Reproduce each entry exactly.

+ + +

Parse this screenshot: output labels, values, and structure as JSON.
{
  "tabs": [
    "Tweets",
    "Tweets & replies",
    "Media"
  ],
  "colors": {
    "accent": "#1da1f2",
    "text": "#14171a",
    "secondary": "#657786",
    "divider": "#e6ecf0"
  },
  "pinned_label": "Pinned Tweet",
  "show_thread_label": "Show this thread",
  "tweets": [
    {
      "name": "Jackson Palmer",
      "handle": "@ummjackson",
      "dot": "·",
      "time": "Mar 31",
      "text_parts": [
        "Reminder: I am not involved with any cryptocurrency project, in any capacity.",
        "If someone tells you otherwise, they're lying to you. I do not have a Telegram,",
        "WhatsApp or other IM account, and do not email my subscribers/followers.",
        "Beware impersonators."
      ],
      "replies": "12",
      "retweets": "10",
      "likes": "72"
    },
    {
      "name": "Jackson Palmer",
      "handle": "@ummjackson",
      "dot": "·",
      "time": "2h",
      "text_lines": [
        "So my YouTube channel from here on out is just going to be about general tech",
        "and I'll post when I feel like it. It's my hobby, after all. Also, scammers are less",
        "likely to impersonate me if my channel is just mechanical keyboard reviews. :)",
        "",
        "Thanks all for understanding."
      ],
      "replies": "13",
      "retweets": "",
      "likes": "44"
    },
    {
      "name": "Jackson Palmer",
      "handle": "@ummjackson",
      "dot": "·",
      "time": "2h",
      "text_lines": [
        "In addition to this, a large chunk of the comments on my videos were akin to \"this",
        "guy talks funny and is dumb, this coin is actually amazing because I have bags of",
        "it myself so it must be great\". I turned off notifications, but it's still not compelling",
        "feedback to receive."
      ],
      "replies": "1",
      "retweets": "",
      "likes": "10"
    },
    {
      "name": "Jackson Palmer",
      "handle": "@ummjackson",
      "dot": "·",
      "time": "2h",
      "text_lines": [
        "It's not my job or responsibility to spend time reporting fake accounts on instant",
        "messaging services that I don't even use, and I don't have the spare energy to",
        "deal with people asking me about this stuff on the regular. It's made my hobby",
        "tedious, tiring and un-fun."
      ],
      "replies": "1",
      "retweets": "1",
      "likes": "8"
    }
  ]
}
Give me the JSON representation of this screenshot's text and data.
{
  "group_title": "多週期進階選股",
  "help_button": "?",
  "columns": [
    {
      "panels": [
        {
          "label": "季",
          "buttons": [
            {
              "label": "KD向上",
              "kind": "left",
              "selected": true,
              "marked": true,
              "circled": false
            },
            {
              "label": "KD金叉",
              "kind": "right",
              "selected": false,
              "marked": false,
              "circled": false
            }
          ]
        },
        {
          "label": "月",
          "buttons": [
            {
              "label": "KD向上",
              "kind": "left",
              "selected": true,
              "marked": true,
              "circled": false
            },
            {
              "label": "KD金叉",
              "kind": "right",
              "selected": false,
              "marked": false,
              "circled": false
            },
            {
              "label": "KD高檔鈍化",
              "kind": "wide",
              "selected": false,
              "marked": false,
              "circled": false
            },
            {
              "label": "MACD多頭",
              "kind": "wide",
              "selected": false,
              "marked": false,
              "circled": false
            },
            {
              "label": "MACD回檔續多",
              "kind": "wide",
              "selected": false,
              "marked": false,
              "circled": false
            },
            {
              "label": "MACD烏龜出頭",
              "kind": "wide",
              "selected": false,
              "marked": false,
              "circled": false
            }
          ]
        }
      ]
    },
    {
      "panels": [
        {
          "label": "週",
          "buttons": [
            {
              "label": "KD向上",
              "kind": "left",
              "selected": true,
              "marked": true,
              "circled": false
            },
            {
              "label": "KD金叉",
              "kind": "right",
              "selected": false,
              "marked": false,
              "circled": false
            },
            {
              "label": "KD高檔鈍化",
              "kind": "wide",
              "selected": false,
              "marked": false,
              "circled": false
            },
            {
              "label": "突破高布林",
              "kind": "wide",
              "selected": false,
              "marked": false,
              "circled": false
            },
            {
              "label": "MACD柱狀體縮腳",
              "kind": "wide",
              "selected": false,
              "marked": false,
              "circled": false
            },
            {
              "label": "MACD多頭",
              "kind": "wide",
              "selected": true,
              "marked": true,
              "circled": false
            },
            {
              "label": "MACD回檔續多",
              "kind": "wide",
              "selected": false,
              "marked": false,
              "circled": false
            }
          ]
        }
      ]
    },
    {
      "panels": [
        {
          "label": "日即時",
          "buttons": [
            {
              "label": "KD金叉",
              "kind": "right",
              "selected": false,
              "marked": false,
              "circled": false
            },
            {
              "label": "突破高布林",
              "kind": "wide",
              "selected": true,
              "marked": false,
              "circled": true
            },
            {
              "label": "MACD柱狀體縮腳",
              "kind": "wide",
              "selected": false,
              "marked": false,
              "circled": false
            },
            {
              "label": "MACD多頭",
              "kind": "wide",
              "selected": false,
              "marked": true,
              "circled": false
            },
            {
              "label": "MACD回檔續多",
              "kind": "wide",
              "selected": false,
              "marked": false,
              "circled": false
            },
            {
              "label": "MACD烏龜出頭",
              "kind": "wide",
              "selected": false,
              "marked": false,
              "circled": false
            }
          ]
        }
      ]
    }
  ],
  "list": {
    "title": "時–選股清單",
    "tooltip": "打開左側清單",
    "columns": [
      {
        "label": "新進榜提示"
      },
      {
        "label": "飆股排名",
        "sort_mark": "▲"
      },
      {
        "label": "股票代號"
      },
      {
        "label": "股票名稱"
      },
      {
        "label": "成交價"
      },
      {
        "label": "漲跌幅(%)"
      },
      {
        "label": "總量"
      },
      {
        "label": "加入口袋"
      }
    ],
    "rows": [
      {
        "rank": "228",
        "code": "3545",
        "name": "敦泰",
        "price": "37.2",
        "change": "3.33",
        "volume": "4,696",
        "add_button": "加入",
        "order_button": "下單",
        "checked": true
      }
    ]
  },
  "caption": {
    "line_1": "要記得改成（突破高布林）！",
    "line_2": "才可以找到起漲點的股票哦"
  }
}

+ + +

» **THE COMPLETED TASK**:
Parse this screenshot: output labels, values, and structure as JSON.
{
  "tabs": [
    "Tweets",
    "Tweets & replies",
    "Media"
  ],
  "colors": {
    "accent": "#1da1f2",
    "text": "#14171a",
    "secondary": "#657786",
    "divider": "#e6ecf0"
  },
  "pinned_label": "Pinned Tweet",
  "show_thread_label": "Show this thread",
  "tweets": [
    {
      "name": "Jackson Palmer",
      "handle": "@ummjackson",
      "dot": "·",
      "time": "Mar 31",
      "text_parts": [
        "Reminder: I am not involved with any cryptocurrency project, in any capacity.",
        "If someone tells you otherwise, they're lying to you. I do not have a Telegram,",
        "WhatsApp or other IM account, and do not email my subscribers/followers.",
        "Beware impersonators."
      ],
      "replies": "12",
      "retweets": "10",
      "likes": "72"
    },
    {
      "name": "Jackson Palmer",
      "handle": "@ummjackson",
      "dot": "·",
      "time": "2h",
      "text_lines": [
        "So my YouTube channel from here on out is just going to be about general tech",
        "and I'll post when I feel like it. It's my hobby, after all. Also, scammers are less",
        "likely to impersonate me if my channel is just mechanical keyboard reviews. :)",
        "",
        "Thanks all for understanding."
      ],
      "replies": "13",
      "retweets": "",
      "likes": "44"
    },
    {
      "name": "Jackson Palmer",
      "handle": "@ummjackson",
      "dot": "·",
      "time": "2h",
      "text_lines": [
        "In addition to this, a large chunk of the comments on my videos were akin to \"this",
        "guy talks funny and is dumb, this coin is actually amazing because I have bags of",
        "it myself so it must be great\". I turned off notifications, but it's still not compelling",
        "feedback to receive."
      ],
      "replies": "1",
      "retweets": "",
      "likes": "10"
    },
    {
      "name": "Jackson Palmer",
      "handle": "@ummjackson",
      "dot": "·",
      "time": "2h",
      "text_lines": [
        "It's not my job or responsibility to spend time reporting fake accounts on instant",
        "messaging services that I don't even use, and I don't have the spare energy to",
        "deal with people asking me about this stuff on the regular. It's made my hobby",
        "tedious, tiring and un-fun."
      ],
      "replies": "1",
      "retweets": "1",
      "likes": "8"
    }
  ]
}
Give me the JSON representation of this screenshot's text and data.
{
  "group_title": "多週期進階選股",
  "help_button": "?",
  "columns": [
    {
      "panels": [
        {
          "label": "季",
          "buttons": [
            {
              "label": "KD向上",
              "kind": "left",
              "selected": true,
              "marked": true,
              "circled": false
            },
            {
              "label": "KD金叉",
              "kind": "right",
              "selected": false,
              "marked": false,
              "circled": false
            }
          ]
        },
        {
          "label": "月",
          "buttons": [
            {
              "label": "KD向上",
              "kind": "left",
              "selected": true,
              "marked": true,
              "circled": false
            },
            {
              "label": "KD金叉",
              "kind": "right",
              "selected": false,
              "marked": false,
              "circled": false
            },
            {
              "label": "KD高檔鈍化",
              "kind": "wide",
              "selected": false,
              "marked": false,
              "circled": false
            },
            {
              "label": "MACD多頭",
              "kind": "wide",
              "selected": false,
              "marked": false,
              "circled": false
            },
            {
              "label": "MACD回檔續多",
              "kind": "wide",
              "selected": false,
              "marked": false,
              "circled": false
            },
            {
              "label": "MACD烏龜出頭",
              "kind": "wide",
              "selected": false,
              "marked": false,
              "circled": false
            }
          ]
        }
      ]
    },
    {
      "panels": [
        {
          "label": "週",
          "buttons": [
            {
              "label": "KD向上",
              "kind": "left",
              "selected": true,
              "marked": true,
              "circled": false
            },
            {
              "label": "KD金叉",
              "kind": "right",
              "selected": false,
              "marked": false,
              "circled": false
            },
            {
              "label": "KD高檔鈍化",
              "kind": "wide",
              "selected": false,
              "marked": false,
              "circled": false
            },
            {
              "label": "突破高布林",
              "kind": "wide",
              "selected": false,
              "marked": false,
              "circled": false
            },
            {
              "label": "MACD柱狀體縮腳",
              "kind": "wide",
              "selected": false,
              "marked": false,
              "circled": false
            },
            {
              "label": "MACD多頭",
              "kind": "wide",
              "selected": true,
              "marked": true,
              "circled": false
            },
            {
              "label": "MACD回檔續多",
              "kind": "wide",
              "selected": false,
              "marked": false,
              "circled": false
            }
          ]
        }
      ]
    },
    {
      "panels": [
        {
          "label": "日即時",
          "buttons": [
            {
              "label": "KD金叉",
              "kind": "right",
              "selected": false,
              "marked": false,
              "circled": false
            },
            {
              "label": "突破高布林",
              "kind": "wide",
              "selected": true,
              "marked": false,
              "circled": true
            },
            {
              "label": "MACD柱狀體縮腳",
              "kind": "wide",
              "selected": false,
              "marked": false,
              "circled": false
            },
            {
              "label": "MACD多頭",
              "kind": "wide",
              "selected": false,
              "marked": true,
              "circled": false
            },
            {
              "label": "MACD回檔續多",
              "kind": "wide",
              "selected": false,
              "marked": false,
              "circled": false
            },
            {
              "label": "MACD烏龜出頭",
              "kind": "wide",
              "selected": false,
              "marked": false,
              "circled": false
            }
          ]
        }
      ]
    }
  ],
  "list": {
    "title": "時–選股清單",
    "tooltip": "打開左側清單",
    "columns": [
      {
        "label": "新進榜提示"
      },
      {
        "label": "飆股排名",
        "sort_mark": "▲"
      },
      {
        "label": "股票代號"
      },
      {
        "label": "股票名稱"
      },
      {
        "label": "成交價"
      },
      {
        "label": "漲跌幅(%)"
      },
      {
        "label": "總量"
      },
      {
        "label": "加入口袋"
      }
    ],
    "rows": [
      {
        "rank": "228",
        "code": "3545",
        "name": "敦泰",
        "price": "37.2",
        "change": "3.33",
        "volume": "4,696",
        "add_button": "加入",
        "order_button": "下單",
        "checked": true
      }
    ]
  },
  "caption": {
    "line_1": "要記得改成（突破高布林）！",
    "line_2": "才可以找到起漲點的股票哦"
  }
}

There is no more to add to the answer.